He is most looking forward to seeing the French cars, he said, because they are "so swoopy and stylish looking." Johnson noted that there are two motorcycles in the show, and although he is a "car guy," he wants to see them because they "are so unique and so state of the art."
People should visit the exhibit, he said, because "you may have seen photos of these cars, but these are the real deal."
Celebrating the beauty of cars!
What: The Portland Art Museum presents "The Shape of Speed: Streamlined Automobiles and Motorcycles, 1930-1942"
When: June 16 to Sept. 16
Where: 1219 S.W. Park Ave., in downtown Portland
Hours: 10 a.m. to 5 p.m. Tuesday, Wednesday, Saturday and Sunday; 10 a.m. to 8 p.m. Thursday and Friday; the museum is closed on Monday.
Admission: Admission is free for members. General admission is $19.99 for adults; $16.99 for seniors 62+ and college students; and free for children 17 and under.
Contacts: For more information, call 503-226-2811 or visit portlandartmuseum.org.
People passing by the Portland Art Museum last week were treated to the sight of vintage automobiles being unloaded from huge moving vans and pushed or driven through the portals of the museum.

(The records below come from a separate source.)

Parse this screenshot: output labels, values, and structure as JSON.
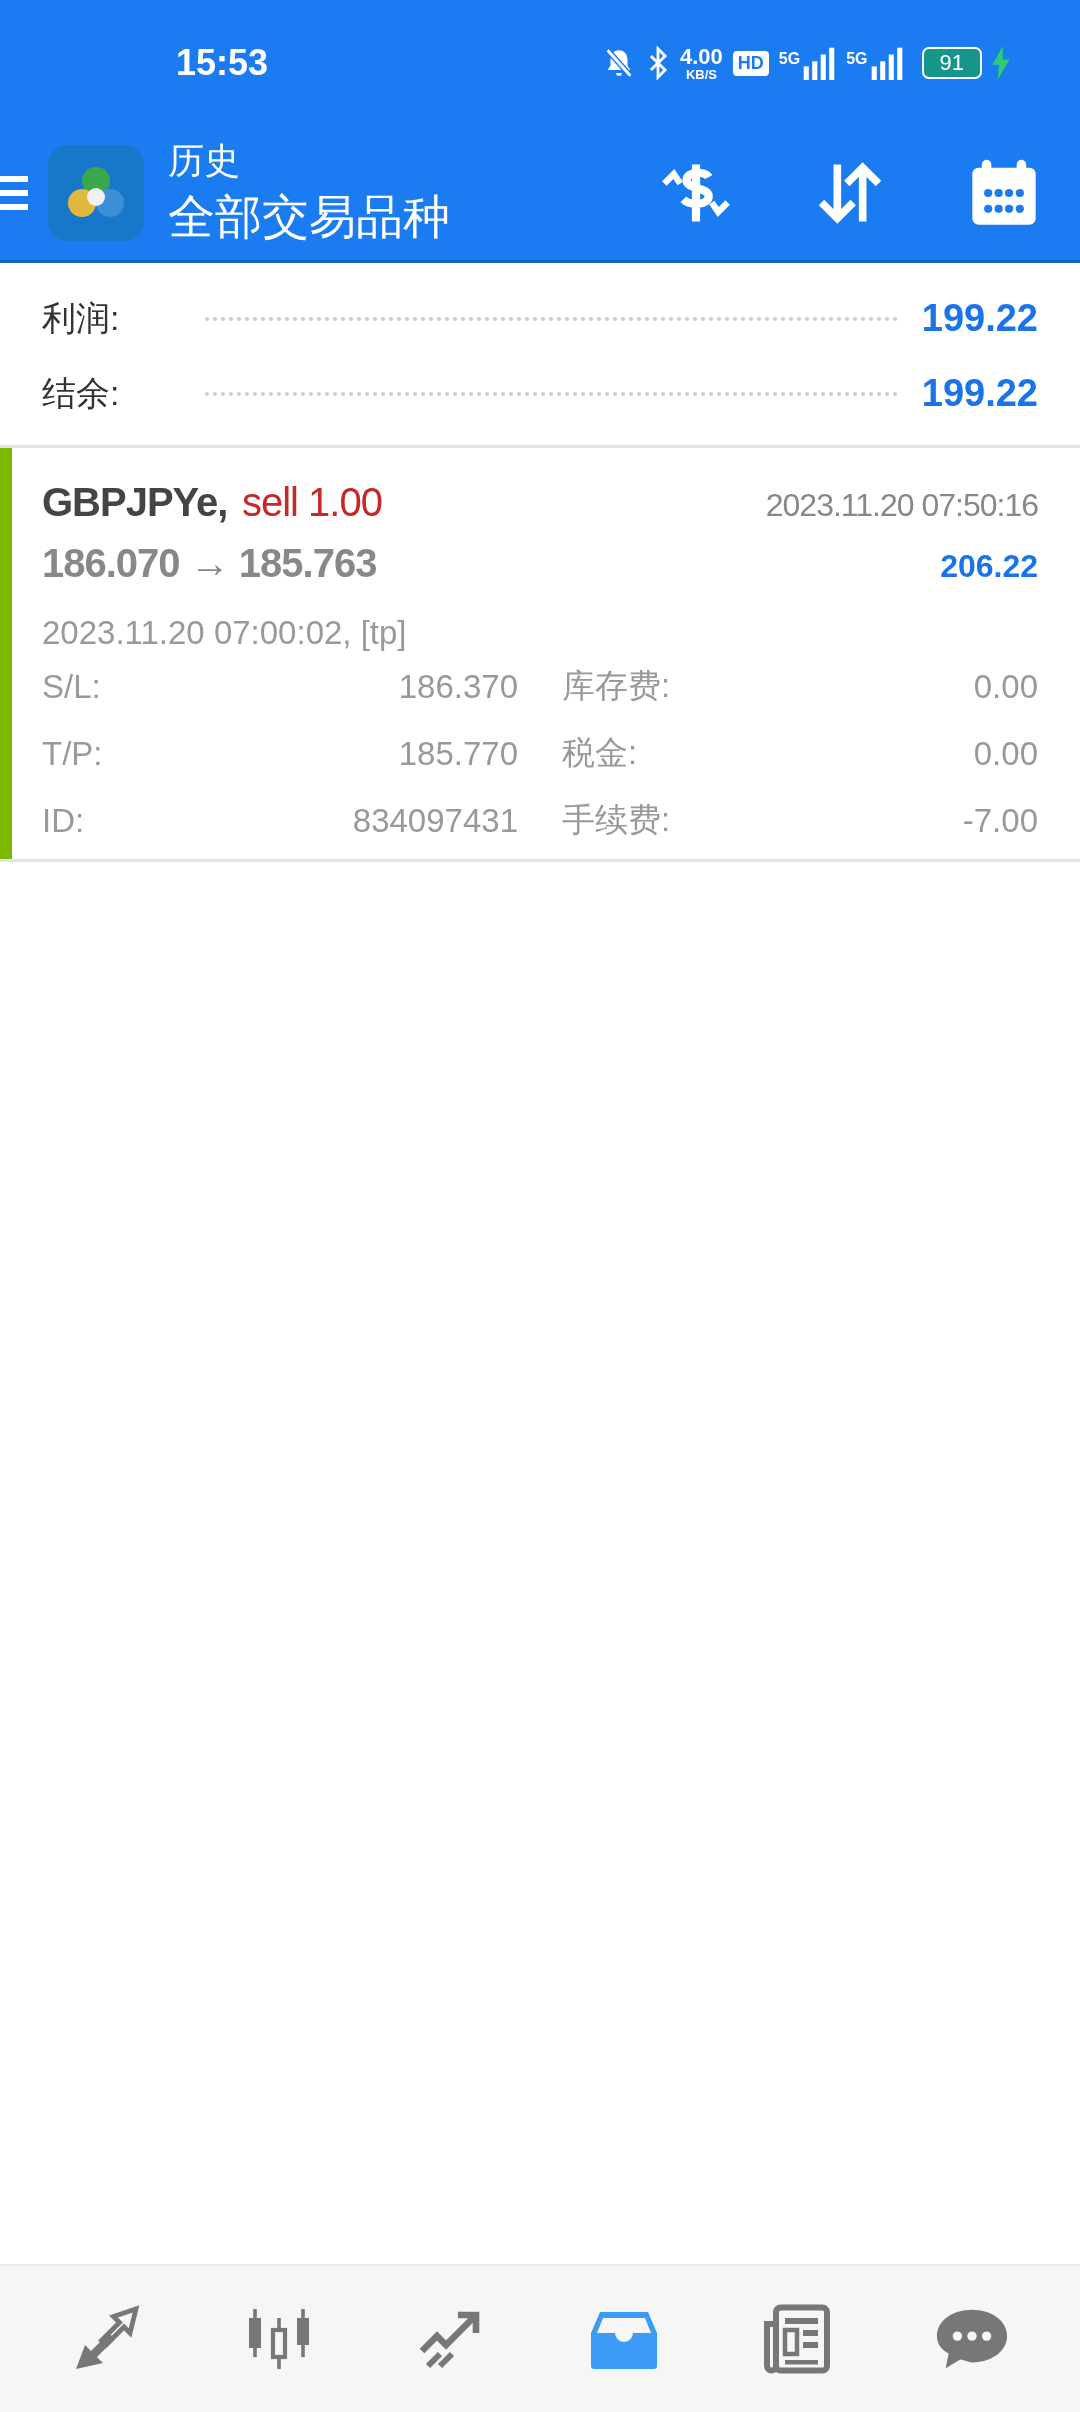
{
  "status_bar": {
    "time": "15:53",
    "speed": "4.00",
    "speed_unit": "KB/S",
    "hd": "HD",
    "networks": [
      "5G",
      "5G"
    ],
    "battery": "91",
    "charging": true
  },
  "header": {
    "subtitle": "历史",
    "title": "全部交易品种"
  },
  "summary": [
    {
      "label": "利润:",
      "value": "199.22"
    },
    {
      "label": "结余:",
      "value": "199.22"
    }
  ],
  "deals": [
    {
      "symbol": "GBPJPYe,",
      "side": "sell 1.00",
      "kind": "sell",
      "close_time": "2023.11.20 07:50:16",
      "prices": "186.070 → 185.763",
      "profit": "206.22",
      "open_info": "2023.11.20 07:00:02, [tp]",
      "fields": [
        {
          "label": "S/L:",
          "value": "186.370",
          "label2": "库存费:",
          "value2": "0.00"
        },
        {
          "label": "T/P:",
          "value": "185.770",
          "label2": "税金:",
          "value2": "0.00"
        },
        {
          "label": "ID:",
          "value": "834097431",
          "label2": "手续费:",
          "value2": "-7.00"
        }
      ]
    }
  ],
  "bottom_nav": [
    {
      "kind": "quotes",
      "selected": false
    },
    {
      "kind": "chart",
      "selected": false
    },
    {
      "kind": "trade",
      "selected": false
    },
    {
      "kind": "history",
      "selected": true
    },
    {
      "kind": "news",
      "selected": false
    },
    {
      "kind": "chat",
      "selected": false
    }
  ]
}
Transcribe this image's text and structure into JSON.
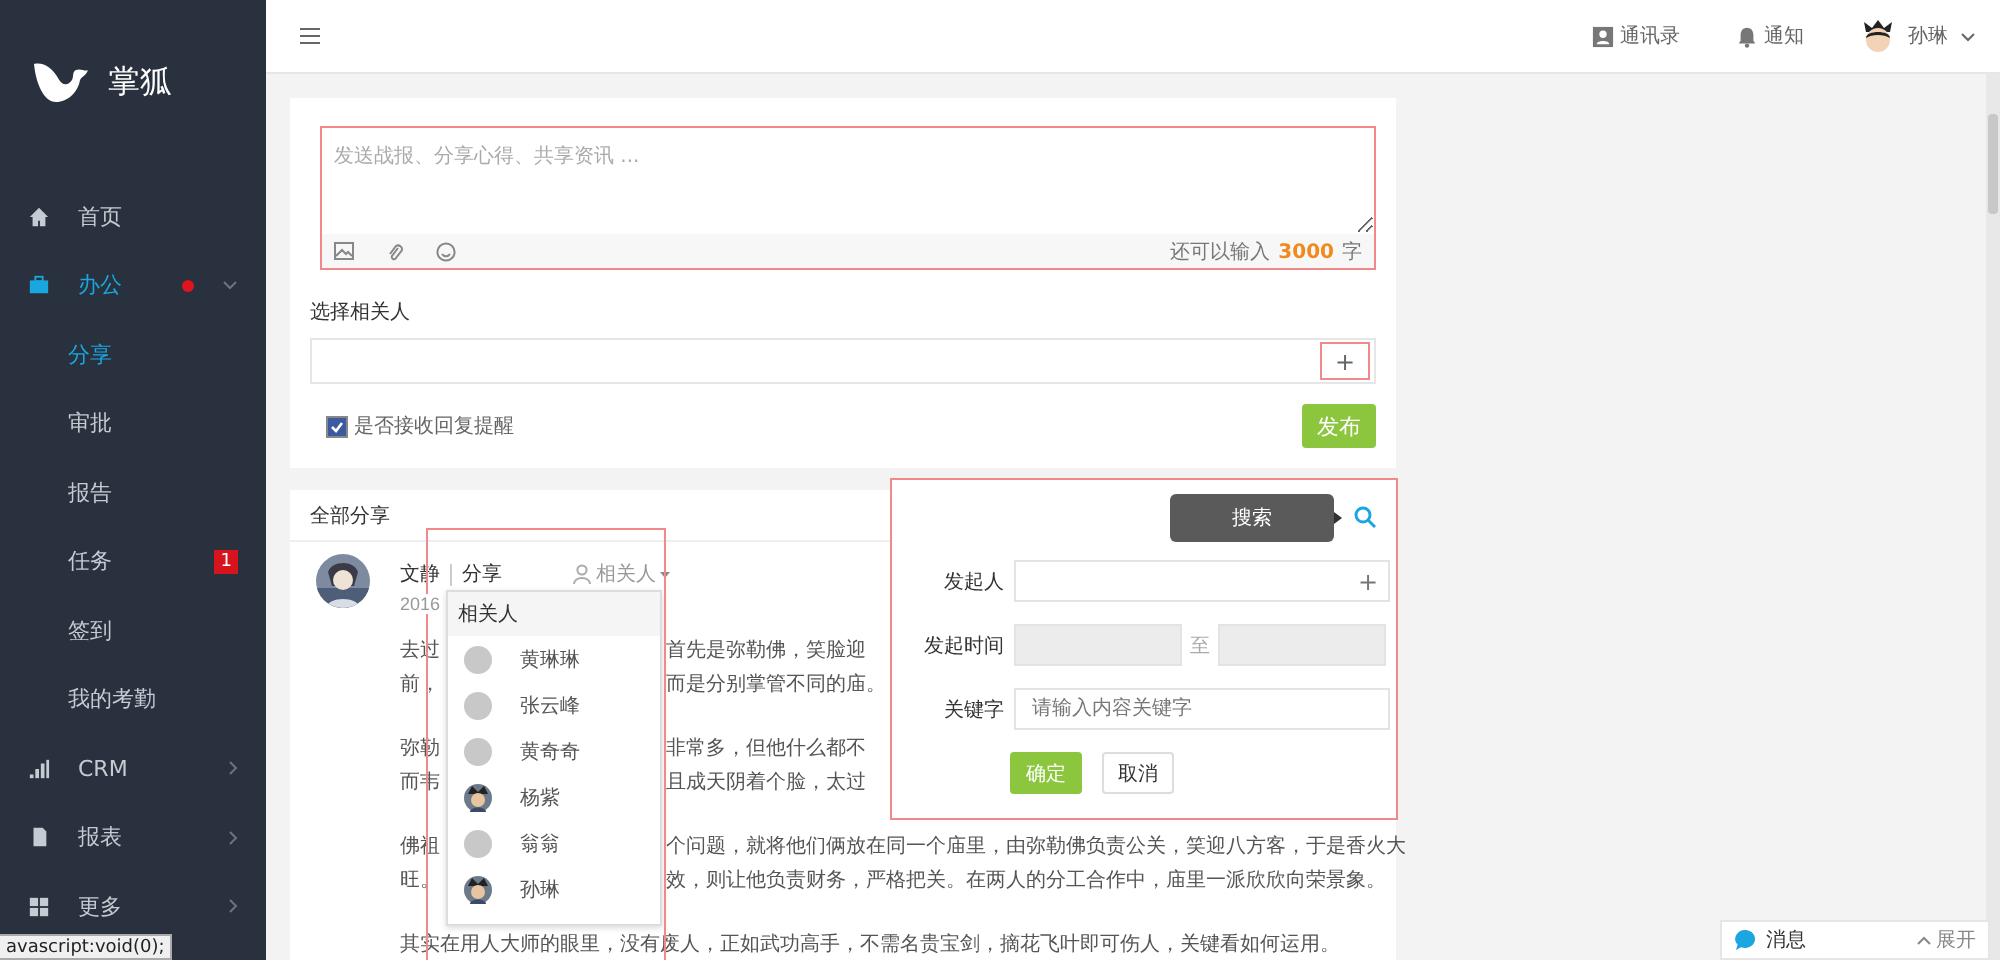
{
  "status_tip": "avascript:void(0);",
  "sidebar": {
    "logo": "掌狐",
    "items": [
      {
        "label": "首页",
        "selected": false,
        "dot": false
      },
      {
        "label": "办公",
        "selected": true,
        "dot": true,
        "expanded": true,
        "children": [
          {
            "label": "分享",
            "selected": true
          },
          {
            "label": "审批",
            "selected": false
          },
          {
            "label": "报告",
            "selected": false
          },
          {
            "label": "任务",
            "selected": false,
            "badge": "1"
          },
          {
            "label": "签到",
            "selected": false
          },
          {
            "label": "我的考勤",
            "selected": false
          }
        ]
      },
      {
        "label": "CRM",
        "selected": false,
        "dot": false,
        "expanded": false
      },
      {
        "label": "报表",
        "selected": false,
        "dot": false,
        "expanded": false
      },
      {
        "label": "更多",
        "selected": false,
        "dot": false,
        "expanded": false
      }
    ]
  },
  "topbar": {
    "links": [
      {
        "label": "通讯录"
      },
      {
        "label": "通知"
      }
    ],
    "user": "孙琳"
  },
  "composer": {
    "placeholder": "发送战报、分享心得、共享资讯 ...",
    "remaining_prefix": "还可以输入",
    "remaining": "3000",
    "remaining_suffix": "字",
    "related_label": "选择相关人",
    "add": "+",
    "reply_reminder": {
      "label": "是否接收回复提醒",
      "checked": true
    },
    "publish": "发布"
  },
  "feed": {
    "title": "全部分享",
    "post": {
      "author": "文静",
      "category": "分享",
      "related": "相关人",
      "date": "2016",
      "paragraphs": [
        {
          "lines": [
            {
              "left": "去过",
              "right": "首先是弥勒佛，笑脸迎"
            },
            {
              "left": "前，",
              "right": "而是分别掌管不同的庙。"
            }
          ]
        },
        {
          "lines": [
            {
              "left": "弥勒",
              "right": "非常多，但他什么都不"
            },
            {
              "left": "而韦",
              "right": "且成天阴着个脸，太过"
            }
          ]
        },
        {
          "lines": [
            {
              "left": "佛祖",
              "right": "个问题，就将他们俩放在同一个庙里，由弥勒佛负责公关，笑迎八方客，于是香火大"
            },
            {
              "left": "旺。",
              "right": "效，则让他负责财务，严格把关。在两人的分工合作中，庙里一派欣欣向荣景象。"
            }
          ]
        },
        {
          "lines": [
            {
              "text": "其实在用人大师的眼里，没有废人，正如武功高手，不需名贵宝剑，摘花飞叶即可伤人，关键看如何运用。"
            }
          ]
        }
      ]
    },
    "related_menu": {
      "title": "相关人",
      "people": [
        {
          "name": "黄琳琳",
          "kind": "placeholder"
        },
        {
          "name": "张云峰",
          "kind": "placeholder"
        },
        {
          "name": "黄奇奇",
          "kind": "placeholder"
        },
        {
          "name": "杨紫"
        },
        {
          "name": "翁翁",
          "kind": "placeholder"
        },
        {
          "name": "孙琳"
        }
      ]
    },
    "search": {
      "tooltip": "搜索",
      "initiator_label": "发起人",
      "add": "+",
      "time_label": "发起时间",
      "to": "至",
      "keyword_label": "关键字",
      "keyword_placeholder": "请输入内容关键字",
      "confirm": "确定",
      "cancel": "取消"
    }
  },
  "message_bar": {
    "label": "消息",
    "expand": "展开"
  }
}
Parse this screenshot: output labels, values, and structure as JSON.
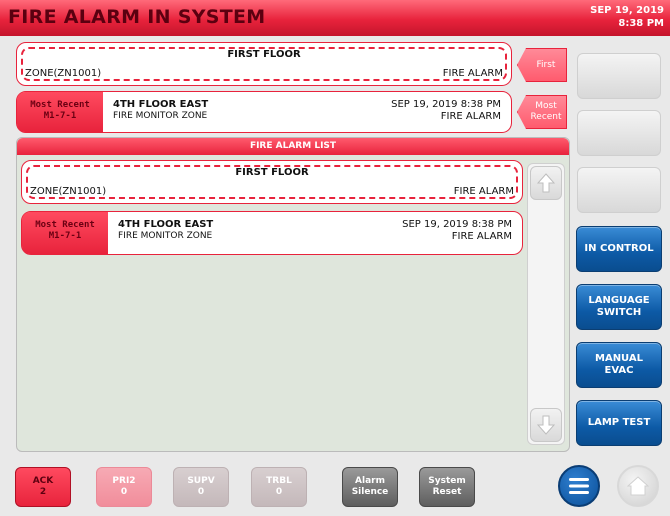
{
  "header": {
    "title": "FIRE ALARM IN SYSTEM",
    "date": "SEP 19, 2019",
    "time": "8:38 PM"
  },
  "top_cards": [
    {
      "heading": "FIRST FLOOR",
      "zone": "ZONE(ZN1001)",
      "status": "FIRE ALARM",
      "tag": "First"
    },
    {
      "badge_line1": "Most Recent",
      "badge_line2": "M1-7-1",
      "zone_name": "4TH FLOOR EAST",
      "zone_type": "FIRE MONITOR ZONE",
      "timestamp": "SEP 19, 2019 8:38 PM",
      "status": "FIRE ALARM",
      "tag_line1": "Most",
      "tag_line2": "Recent"
    }
  ],
  "list": {
    "title": "FIRE ALARM LIST",
    "items": [
      {
        "heading": "FIRST FLOOR",
        "zone": "ZONE(ZN1001)",
        "status": "FIRE ALARM"
      },
      {
        "badge_line1": "Most Recent",
        "badge_line2": "M1-7-1",
        "zone_name": "4TH FLOOR EAST",
        "zone_type": "FIRE MONITOR ZONE",
        "timestamp": "SEP 19, 2019 8:38 PM",
        "status": "FIRE ALARM"
      }
    ]
  },
  "side_buttons": {
    "in_control": "IN CONTROL",
    "language_line1": "LANGUAGE",
    "language_line2": "SWITCH",
    "manual_line1": "MANUAL",
    "manual_line2": "EVAC",
    "lamp_test": "LAMP TEST"
  },
  "bottom_buttons": [
    {
      "label": "ACK",
      "count": "2"
    },
    {
      "label": "PRI2",
      "count": "0"
    },
    {
      "label": "SUPV",
      "count": "0"
    },
    {
      "label": "TRBL",
      "count": "0"
    },
    {
      "label_line1": "Alarm",
      "label_line2": "Silence"
    },
    {
      "label_line1": "System",
      "label_line2": "Reset"
    }
  ],
  "icons": {
    "menu": "menu-icon",
    "home": "home-icon",
    "scroll_up": "arrow-up-icon",
    "scroll_down": "arrow-down-icon"
  },
  "colors": {
    "alarm_red": "#e8233c",
    "control_blue": "#0d5aa6"
  }
}
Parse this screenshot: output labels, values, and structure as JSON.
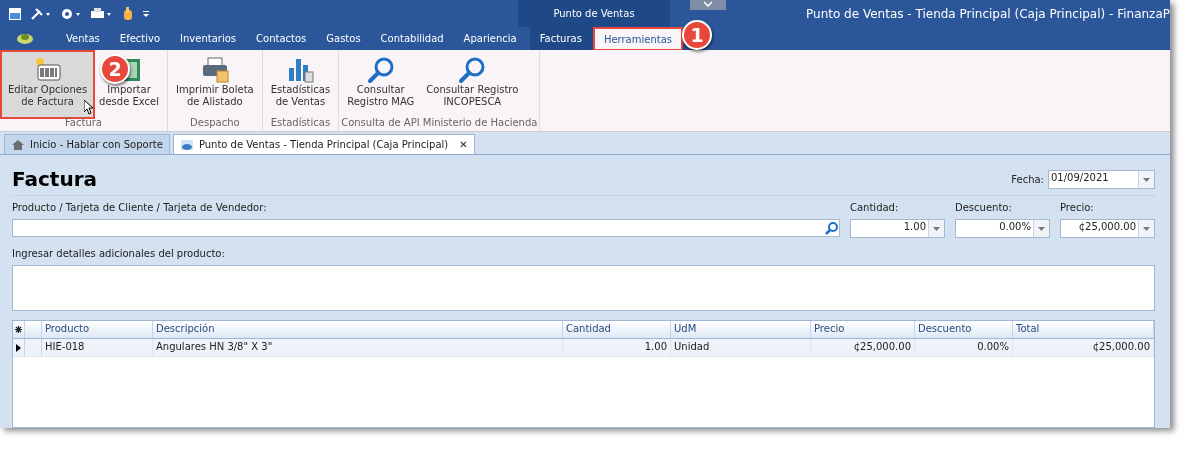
{
  "window": {
    "title": "Punto de Ventas - Tienda Principal (Caja Principal) - FinanzaP"
  },
  "context_group": {
    "label": "Punto de Ventas"
  },
  "ribbon_tabs": [
    {
      "label": "Ventas",
      "selected": false
    },
    {
      "label": "Efectivo",
      "selected": false
    },
    {
      "label": "Inventarios",
      "selected": false
    },
    {
      "label": "Contactos",
      "selected": false
    },
    {
      "label": "Gastos",
      "selected": false
    },
    {
      "label": "Contabilidad",
      "selected": false
    },
    {
      "label": "Apariencia",
      "selected": false
    }
  ],
  "context_tabs": [
    {
      "label": "Facturas",
      "selected": false
    },
    {
      "label": "Herramientas",
      "selected": true
    }
  ],
  "ribbon_groups": [
    {
      "label": "Factura",
      "buttons": [
        {
          "kind": "barcode",
          "lines": [
            "Editar Opciones",
            "de Factura"
          ],
          "selected": true
        },
        {
          "kind": "excel",
          "lines": [
            "Importar",
            "desde Excel"
          ],
          "selected": false
        }
      ]
    },
    {
      "label": "Despacho",
      "buttons": [
        {
          "kind": "printer",
          "lines": [
            "Imprimir Boleta",
            "de Alistado"
          ],
          "selected": false
        }
      ]
    },
    {
      "label": "Estadísticas",
      "buttons": [
        {
          "kind": "chart",
          "lines": [
            "Estadísticas",
            "de Ventas"
          ],
          "selected": false
        }
      ]
    },
    {
      "label": "Consulta de API Ministerio de Hacienda",
      "buttons": [
        {
          "kind": "search",
          "lines": [
            "Consultar",
            "Registro MAG"
          ],
          "selected": false
        },
        {
          "kind": "search",
          "lines": [
            "Consultar Registro",
            "INCOPESCA"
          ],
          "selected": false
        }
      ]
    }
  ],
  "callouts": [
    {
      "number": "1"
    },
    {
      "number": "2"
    }
  ],
  "doc_tabs": [
    {
      "label": "Inicio - Hablar con Soporte",
      "kind": "home",
      "selected": false
    },
    {
      "label": "Punto de Ventas - Tienda Principal (Caja Principal)",
      "kind": "pos",
      "selected": true,
      "close": "✕"
    }
  ],
  "form": {
    "title": "Factura",
    "date_label": "Fecha:",
    "date_value": "01/09/2021",
    "product_label": "Producto / Tarjeta de Cliente / Tarjeta de Vendedor:",
    "quantity_label": "Cantidad:",
    "quantity_value": "1.00",
    "discount_label": "Descuento:",
    "discount_value": "0.00%",
    "price_label": "Precio:",
    "price_value": "¢25,000.00",
    "details_label": "Ingresar detalles adicionales del producto:"
  },
  "table": {
    "columns": [
      "Producto",
      "Descripción",
      "Cantidad",
      "UdM",
      "Precio",
      "Descuento",
      "Total"
    ],
    "rows": [
      {
        "cells": [
          "HIE-018",
          "Angulares HN 3/8\" X 3\"",
          "1.00",
          "Unidad",
          "¢25,000.00",
          "0.00%",
          "¢25,000.00"
        ],
        "selected": true
      }
    ]
  }
}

One especially heart-stopping moment came when a sleek, black 1942 Alpha Romeo Bertone Berlina came down the ramp, all sensuous curves and gleaming metal.
Ken Gross took the driver's seat, and the car started with a throaty growl that echoed up and down the street. He drove the sporty vehicle to the door of the museum, where a crew pushed it inside to its display area.
Gross is the guest curator of The Portland Art Museum's "The Shape of Speed: Streamlined Automobiles and Motorcycles, 1930-1942." The exhibit opens on June 16 and runs through Sept. 16.
For those who wonder why cars are on display at an art museum, Gross said that cars have been described as "hollow, rolling sculptures."
He noted that throughout history, items that may have begun their lives as functional have become celebrated for their beauty.
The cars at the museum are "elegantly conceived, 20th century industrial art," Gross added.
People should come to the exhibit, he said, because "the automobile is the most important invention of the 20th century; it linked the world and it represents individual freedom."
Gross described the vehicles in the PAM exhibit as "celebrating the most beautiful examples of cars from 1930 to 1942."
Also, he noted, every car has a story, which is why his lecture at 2 p.m. on June 17 is entitled "Behind the Headlights."
These vehicles also represent a watershed moment in world history, when the entire automotive industry switched to making military trucks, tanks and airplanes," he said.
Gross added, "I wonder what cars would have been like if World War II hadn't intervened."